** EXERCISE INSTRUCTIONS **
Please report how many lines of the data include the word "水平方向", with the number as the entire reply.

** MATERIAL SUPPLIED **
= = =
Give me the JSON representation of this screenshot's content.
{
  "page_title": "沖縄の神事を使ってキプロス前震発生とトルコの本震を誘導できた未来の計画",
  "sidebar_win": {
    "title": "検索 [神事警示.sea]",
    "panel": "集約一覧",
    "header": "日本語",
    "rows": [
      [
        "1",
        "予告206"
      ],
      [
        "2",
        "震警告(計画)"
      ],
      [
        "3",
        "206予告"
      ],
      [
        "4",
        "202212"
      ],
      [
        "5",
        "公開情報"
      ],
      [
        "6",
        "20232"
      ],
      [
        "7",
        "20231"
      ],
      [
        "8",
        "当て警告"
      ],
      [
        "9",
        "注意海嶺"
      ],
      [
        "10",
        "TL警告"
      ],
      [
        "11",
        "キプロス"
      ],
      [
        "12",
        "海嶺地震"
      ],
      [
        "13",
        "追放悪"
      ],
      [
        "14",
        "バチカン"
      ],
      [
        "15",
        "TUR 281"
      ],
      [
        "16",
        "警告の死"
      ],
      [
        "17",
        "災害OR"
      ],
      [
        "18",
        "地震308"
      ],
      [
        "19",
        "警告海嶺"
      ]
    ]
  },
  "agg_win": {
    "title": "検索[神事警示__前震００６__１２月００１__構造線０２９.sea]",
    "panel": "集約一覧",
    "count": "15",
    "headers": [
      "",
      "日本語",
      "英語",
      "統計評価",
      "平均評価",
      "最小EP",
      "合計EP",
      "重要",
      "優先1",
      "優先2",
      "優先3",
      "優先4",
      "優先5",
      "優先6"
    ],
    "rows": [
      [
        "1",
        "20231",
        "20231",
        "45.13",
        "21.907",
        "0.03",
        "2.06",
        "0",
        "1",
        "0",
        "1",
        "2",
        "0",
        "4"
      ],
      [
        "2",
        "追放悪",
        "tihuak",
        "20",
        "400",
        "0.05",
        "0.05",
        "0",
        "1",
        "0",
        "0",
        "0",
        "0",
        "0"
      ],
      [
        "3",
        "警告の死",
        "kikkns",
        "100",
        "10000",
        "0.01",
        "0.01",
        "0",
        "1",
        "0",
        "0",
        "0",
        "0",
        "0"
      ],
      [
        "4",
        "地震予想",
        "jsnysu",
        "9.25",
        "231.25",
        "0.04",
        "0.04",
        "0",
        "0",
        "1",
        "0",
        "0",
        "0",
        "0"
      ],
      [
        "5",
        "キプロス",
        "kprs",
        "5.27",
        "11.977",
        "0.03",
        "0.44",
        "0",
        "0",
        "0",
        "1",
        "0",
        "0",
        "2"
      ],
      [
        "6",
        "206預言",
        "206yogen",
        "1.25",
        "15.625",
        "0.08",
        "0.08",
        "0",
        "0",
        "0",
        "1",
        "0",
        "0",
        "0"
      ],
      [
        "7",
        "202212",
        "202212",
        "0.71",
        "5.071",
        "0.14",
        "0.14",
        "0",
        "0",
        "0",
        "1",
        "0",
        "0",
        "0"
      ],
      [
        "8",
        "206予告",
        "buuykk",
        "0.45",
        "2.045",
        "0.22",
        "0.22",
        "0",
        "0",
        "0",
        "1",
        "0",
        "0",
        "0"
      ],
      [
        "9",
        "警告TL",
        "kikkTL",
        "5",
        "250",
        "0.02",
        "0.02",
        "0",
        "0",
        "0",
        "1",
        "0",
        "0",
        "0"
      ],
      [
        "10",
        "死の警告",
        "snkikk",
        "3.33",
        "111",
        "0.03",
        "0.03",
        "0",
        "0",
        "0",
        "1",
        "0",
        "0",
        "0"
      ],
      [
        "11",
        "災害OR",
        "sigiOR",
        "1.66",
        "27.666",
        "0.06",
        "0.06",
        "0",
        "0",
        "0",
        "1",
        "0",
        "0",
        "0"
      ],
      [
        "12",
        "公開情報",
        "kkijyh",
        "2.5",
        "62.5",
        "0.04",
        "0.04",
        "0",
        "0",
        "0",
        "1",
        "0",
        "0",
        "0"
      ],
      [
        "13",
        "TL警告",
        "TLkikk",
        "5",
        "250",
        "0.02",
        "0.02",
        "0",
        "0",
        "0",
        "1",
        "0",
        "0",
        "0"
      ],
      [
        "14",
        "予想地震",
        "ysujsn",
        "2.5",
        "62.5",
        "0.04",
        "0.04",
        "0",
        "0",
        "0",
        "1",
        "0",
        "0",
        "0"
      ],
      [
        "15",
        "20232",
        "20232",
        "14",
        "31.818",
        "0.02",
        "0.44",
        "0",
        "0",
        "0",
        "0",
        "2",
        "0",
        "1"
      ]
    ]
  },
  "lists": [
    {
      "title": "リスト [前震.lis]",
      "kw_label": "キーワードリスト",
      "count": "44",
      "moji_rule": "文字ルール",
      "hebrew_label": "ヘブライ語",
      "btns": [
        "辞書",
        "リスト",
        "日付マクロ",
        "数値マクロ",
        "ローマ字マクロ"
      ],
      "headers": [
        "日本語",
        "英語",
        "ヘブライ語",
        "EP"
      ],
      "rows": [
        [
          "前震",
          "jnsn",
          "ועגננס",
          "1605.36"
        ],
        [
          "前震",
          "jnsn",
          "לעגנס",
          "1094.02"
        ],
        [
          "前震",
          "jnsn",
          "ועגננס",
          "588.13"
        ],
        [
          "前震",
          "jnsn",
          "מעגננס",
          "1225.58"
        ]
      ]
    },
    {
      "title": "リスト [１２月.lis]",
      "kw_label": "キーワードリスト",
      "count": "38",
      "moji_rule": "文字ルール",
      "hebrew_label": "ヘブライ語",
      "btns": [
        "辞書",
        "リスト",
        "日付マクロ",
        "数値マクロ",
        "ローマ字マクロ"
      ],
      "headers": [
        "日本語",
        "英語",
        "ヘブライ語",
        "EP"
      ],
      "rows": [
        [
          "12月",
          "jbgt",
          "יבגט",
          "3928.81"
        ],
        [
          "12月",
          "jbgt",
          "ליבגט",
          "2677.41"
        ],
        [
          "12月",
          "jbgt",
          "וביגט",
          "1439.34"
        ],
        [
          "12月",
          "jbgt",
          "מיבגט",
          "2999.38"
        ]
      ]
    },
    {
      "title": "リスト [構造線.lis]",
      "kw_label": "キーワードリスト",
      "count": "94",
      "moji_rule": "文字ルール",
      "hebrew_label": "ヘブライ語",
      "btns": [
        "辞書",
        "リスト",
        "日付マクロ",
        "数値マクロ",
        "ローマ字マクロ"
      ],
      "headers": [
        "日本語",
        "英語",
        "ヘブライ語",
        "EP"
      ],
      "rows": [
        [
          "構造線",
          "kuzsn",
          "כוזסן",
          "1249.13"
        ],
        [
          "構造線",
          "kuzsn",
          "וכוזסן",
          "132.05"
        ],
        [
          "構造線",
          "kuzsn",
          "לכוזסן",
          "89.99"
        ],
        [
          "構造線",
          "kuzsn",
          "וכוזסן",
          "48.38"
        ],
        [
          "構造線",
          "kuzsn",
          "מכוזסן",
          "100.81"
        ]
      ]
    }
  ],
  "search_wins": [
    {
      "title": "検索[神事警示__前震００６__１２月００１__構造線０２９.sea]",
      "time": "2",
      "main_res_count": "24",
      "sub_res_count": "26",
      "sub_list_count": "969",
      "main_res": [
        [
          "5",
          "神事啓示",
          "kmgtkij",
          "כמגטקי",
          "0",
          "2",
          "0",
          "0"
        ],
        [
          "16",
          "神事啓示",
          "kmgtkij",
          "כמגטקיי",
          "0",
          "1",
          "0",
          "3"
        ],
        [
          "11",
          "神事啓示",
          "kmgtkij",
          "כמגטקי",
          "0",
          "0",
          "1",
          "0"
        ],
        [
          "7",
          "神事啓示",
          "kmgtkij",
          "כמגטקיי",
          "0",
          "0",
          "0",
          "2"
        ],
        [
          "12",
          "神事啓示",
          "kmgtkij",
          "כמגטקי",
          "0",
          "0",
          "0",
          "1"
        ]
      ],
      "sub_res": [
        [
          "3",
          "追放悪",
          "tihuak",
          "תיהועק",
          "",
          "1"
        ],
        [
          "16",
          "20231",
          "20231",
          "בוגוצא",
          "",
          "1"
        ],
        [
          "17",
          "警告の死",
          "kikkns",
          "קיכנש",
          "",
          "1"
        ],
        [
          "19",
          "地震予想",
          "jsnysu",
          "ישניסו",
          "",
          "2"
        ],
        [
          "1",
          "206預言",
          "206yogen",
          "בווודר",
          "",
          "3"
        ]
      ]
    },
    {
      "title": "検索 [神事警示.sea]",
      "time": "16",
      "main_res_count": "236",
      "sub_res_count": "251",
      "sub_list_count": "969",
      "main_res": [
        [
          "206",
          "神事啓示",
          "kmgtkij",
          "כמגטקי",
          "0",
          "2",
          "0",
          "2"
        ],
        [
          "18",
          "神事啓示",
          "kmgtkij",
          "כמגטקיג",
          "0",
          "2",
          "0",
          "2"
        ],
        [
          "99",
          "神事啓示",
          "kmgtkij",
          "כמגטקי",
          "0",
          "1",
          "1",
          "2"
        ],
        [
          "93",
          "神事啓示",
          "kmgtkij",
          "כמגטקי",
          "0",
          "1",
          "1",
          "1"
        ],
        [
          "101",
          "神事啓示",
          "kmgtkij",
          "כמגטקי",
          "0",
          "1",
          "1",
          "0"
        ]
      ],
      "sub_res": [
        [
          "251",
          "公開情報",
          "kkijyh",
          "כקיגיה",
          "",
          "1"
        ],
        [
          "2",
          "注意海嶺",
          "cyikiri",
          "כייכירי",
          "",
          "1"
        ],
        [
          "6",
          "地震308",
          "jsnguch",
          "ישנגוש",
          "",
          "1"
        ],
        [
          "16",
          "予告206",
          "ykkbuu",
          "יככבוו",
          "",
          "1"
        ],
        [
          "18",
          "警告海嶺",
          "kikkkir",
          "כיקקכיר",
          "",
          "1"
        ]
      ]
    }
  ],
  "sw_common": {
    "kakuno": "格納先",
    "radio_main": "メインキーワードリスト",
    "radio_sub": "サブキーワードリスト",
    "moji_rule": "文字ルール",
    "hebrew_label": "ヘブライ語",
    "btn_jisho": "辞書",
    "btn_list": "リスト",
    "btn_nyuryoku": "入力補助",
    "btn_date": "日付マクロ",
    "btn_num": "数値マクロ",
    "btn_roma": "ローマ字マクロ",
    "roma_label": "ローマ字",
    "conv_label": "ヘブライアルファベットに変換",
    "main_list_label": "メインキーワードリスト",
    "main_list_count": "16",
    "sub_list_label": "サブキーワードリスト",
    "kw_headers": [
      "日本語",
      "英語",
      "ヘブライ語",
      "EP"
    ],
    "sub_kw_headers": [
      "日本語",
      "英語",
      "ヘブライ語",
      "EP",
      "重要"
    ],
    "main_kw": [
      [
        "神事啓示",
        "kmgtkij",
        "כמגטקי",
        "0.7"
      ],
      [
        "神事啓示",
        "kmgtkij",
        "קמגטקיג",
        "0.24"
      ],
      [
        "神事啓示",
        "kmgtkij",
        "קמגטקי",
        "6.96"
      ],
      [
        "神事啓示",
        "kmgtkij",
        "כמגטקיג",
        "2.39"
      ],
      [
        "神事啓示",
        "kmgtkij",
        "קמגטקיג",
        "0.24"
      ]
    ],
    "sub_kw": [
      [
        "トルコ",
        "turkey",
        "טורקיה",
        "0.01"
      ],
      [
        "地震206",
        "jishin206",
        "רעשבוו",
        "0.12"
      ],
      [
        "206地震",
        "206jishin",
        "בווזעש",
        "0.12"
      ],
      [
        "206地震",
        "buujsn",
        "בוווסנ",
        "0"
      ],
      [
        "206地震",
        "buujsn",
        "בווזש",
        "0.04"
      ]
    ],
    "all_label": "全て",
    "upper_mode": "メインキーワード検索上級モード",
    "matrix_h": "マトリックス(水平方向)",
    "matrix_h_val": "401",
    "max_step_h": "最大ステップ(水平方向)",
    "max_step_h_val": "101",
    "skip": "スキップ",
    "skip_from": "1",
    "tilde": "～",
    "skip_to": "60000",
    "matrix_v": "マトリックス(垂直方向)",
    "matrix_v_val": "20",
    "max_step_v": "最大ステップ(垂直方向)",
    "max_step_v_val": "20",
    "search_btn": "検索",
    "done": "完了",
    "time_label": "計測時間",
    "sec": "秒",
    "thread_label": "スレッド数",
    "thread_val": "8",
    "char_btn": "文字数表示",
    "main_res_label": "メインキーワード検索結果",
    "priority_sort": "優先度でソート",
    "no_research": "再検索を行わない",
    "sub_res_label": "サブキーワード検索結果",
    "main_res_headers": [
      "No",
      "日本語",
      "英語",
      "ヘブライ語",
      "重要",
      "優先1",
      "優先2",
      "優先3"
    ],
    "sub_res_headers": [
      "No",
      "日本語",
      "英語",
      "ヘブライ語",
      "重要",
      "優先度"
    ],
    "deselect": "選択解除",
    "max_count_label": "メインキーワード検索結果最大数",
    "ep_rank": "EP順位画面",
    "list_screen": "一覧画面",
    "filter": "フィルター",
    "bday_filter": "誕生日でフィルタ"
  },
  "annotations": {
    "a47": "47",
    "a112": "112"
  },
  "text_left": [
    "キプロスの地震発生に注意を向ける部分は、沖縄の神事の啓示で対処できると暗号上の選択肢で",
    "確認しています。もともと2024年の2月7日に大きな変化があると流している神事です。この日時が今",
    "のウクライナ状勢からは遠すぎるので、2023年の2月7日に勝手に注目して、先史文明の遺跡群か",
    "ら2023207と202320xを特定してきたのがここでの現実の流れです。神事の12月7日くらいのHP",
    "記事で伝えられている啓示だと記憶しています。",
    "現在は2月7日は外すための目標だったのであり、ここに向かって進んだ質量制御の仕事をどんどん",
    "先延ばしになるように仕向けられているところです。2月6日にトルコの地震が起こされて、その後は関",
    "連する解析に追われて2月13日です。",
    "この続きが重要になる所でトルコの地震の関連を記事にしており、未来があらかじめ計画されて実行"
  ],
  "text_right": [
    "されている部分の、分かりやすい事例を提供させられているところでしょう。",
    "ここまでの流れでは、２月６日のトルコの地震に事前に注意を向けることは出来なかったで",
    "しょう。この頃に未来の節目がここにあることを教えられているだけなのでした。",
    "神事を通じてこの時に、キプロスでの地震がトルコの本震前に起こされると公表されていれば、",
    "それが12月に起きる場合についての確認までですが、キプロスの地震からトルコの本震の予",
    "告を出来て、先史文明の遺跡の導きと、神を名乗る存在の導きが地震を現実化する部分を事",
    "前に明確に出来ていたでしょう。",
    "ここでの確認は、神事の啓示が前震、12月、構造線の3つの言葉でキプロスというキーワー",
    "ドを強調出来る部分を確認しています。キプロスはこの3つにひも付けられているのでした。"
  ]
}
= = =
** SOLVED PROBLEM **
2